Page and application data records:
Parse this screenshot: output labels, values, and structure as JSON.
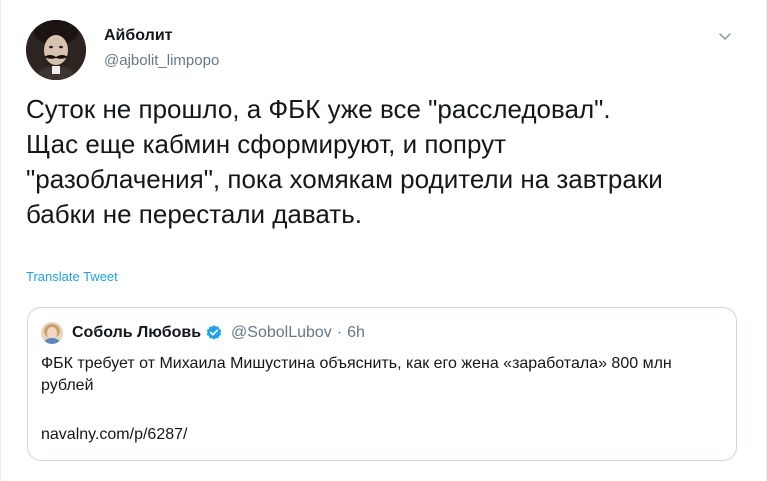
{
  "author": {
    "display_name": "Айболит",
    "username": "@ajbolit_limpopo"
  },
  "tweet": {
    "text": "Суток не прошло, а ФБК уже все \"расследовал\".\nЩас еще кабмин сформируют, и попрут\n\"разоблачения\", пока хомякам родители на завтраки\nбабки не перестали давать.",
    "translate_label": "Translate Tweet"
  },
  "quoted": {
    "display_name": "Соболь Любовь",
    "username": "@SobolLubov",
    "separator": "·",
    "time": "6h",
    "text": "ФБК требует от Михаила Мишустина объяснить, как его жена «заработала» 800 млн рублей",
    "link": "navalny.com/p/6287/"
  },
  "icons": {
    "menu": "chevron-down-icon",
    "verified": "verified-badge-icon"
  },
  "colors": {
    "link_blue": "#1da1f2",
    "secondary_text": "#657786",
    "border": "#ccd6dd"
  }
}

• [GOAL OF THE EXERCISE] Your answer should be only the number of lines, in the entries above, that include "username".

• [ANSWER SPACE] 2